Barney (Carlyle) is a miserable sort in a town full of miserable people. You couldn’t imagine the barber being a legend of any sort – he can barely even hold a conversation with a customer. That turns out to be a problem for his boss, who wants rid of him so he can hire someone with friendlier banter. A swift accidental murder later and Barney’s in even worse trouble. It’s not long before (the brilliantly named) Detective Inspector Holdall (Ray Winstone going full Ray Winstone) is sniffing around. The twist? The cop’s not even after him for that death – there’s a serial killer on the loose and Holdall reckons Barney’s to blame.

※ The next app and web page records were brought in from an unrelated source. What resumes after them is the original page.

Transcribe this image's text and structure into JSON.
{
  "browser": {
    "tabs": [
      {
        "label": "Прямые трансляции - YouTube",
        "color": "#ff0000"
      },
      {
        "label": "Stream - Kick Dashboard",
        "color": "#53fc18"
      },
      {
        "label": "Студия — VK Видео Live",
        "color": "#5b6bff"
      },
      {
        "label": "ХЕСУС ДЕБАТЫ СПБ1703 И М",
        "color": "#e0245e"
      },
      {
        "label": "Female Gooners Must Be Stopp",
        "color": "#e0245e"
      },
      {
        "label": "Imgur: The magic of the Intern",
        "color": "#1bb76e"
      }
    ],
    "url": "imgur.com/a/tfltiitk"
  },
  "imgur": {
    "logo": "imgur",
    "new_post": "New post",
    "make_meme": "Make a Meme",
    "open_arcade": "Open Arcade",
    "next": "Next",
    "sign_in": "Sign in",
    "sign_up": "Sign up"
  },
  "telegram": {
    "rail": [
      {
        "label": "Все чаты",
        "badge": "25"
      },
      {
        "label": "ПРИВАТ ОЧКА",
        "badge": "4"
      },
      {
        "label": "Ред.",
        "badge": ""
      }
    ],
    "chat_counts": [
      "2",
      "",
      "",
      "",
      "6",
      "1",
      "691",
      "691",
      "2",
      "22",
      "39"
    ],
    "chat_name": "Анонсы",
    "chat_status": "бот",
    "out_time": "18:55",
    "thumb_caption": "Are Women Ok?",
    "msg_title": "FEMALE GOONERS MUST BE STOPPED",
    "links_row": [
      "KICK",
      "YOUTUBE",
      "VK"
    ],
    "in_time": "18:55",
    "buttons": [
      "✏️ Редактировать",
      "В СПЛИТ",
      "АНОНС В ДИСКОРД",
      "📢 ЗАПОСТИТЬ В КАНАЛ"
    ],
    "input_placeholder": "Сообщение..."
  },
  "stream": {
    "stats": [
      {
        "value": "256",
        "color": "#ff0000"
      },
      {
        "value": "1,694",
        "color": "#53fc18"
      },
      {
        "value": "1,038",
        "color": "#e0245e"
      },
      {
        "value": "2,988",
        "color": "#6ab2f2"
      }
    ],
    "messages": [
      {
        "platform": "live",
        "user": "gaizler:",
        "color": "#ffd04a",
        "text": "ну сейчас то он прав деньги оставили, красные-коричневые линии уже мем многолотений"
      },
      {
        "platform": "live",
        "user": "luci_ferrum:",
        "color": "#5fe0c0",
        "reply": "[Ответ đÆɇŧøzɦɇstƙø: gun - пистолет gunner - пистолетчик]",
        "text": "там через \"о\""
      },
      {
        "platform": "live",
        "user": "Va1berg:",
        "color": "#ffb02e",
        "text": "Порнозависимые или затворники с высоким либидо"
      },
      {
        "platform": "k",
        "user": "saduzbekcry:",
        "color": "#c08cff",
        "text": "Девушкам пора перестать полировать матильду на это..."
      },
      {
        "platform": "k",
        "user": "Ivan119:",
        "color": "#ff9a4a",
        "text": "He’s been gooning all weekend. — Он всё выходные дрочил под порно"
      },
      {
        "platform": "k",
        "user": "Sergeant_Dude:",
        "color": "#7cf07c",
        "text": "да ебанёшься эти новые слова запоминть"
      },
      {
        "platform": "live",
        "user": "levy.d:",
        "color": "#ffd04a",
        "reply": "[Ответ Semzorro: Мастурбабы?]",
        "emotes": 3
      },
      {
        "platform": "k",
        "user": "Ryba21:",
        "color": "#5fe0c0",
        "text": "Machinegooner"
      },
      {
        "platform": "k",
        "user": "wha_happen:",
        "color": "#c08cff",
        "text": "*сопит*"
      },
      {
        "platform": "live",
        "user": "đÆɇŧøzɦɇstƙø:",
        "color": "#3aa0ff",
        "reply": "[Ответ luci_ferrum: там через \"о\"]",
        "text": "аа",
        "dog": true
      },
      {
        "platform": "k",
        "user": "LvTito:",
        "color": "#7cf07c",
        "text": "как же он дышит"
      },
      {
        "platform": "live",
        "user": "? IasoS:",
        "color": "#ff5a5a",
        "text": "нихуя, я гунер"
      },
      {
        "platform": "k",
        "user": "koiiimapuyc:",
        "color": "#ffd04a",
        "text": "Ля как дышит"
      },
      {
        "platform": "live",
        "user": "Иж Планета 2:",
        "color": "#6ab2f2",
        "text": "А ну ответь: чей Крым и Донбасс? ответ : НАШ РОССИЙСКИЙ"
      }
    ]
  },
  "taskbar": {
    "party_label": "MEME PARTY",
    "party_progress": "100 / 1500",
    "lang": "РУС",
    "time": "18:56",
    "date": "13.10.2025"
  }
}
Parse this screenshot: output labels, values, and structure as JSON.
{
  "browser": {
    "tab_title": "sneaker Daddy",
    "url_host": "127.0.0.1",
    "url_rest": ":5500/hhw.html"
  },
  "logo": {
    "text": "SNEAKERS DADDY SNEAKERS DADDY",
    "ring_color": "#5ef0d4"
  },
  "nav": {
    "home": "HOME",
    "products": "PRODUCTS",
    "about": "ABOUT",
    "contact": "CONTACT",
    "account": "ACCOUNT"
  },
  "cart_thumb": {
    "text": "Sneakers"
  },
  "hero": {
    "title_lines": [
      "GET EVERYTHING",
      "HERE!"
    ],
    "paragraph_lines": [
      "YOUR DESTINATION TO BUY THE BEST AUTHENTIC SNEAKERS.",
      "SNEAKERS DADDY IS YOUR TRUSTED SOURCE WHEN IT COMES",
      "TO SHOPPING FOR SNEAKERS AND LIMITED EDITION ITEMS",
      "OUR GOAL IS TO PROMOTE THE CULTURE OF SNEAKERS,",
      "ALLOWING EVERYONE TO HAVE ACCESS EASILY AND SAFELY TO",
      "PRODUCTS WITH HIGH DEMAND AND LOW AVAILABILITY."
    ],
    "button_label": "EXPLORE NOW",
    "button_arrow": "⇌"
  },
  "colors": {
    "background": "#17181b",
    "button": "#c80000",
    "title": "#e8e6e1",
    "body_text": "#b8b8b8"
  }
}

Carlyle milks the constant juxtaposition of the mundane and the macabre, the mistakenly homicidal and the moronic, forcing a wedge of dark comedy between the two. The gap is jarring – but intentionally so. From the opening voice over accompanied by shots of dismembered body parts, this is pulp fiction in the messiest sense of the word; you can almost see the lumps of the original novel after it’s been chopped, blended and mashed for the screen.
On the one hand, that’s The Legend of Barney Thomson’s greatest strength. The Glaswegian locations are wonderfully drab and the cast amusingly colourful, always out of step with each other. Holdall may have the wrong suspect, but he can sense something’s off about the whole story. Fitting right in with that are some stellar supporting turns, from Tom Courtenay as Holdall’s rude boss to Ashley Jensen as his rival, the overly macho DI Robertson. Taking the biscuit, though, is Emma Thompson, who transforms herself as Barney’s hilariously repulsive mum – a turn that recalls Mia Farrow in Broadway Danny Rose, if Mia Farrow’s character slipped in an ashtray while doing an impression of Vera Duckworth.
Carlyle gives his actors oodles of space to be as awkward as possible, but while the cast benefit, the rest of the production suffers: the script, which is balanced on a knife edge between rib-tickling and nerve-jangling, feels too uneven to be fully either. A surprisingly bloody conclusion to one subplot only emphasises the wildly unbalanced mood. The result is eccentric and odd, in a way that only real life can be. But sometimes, you need a little polish to make your grit easier to digest.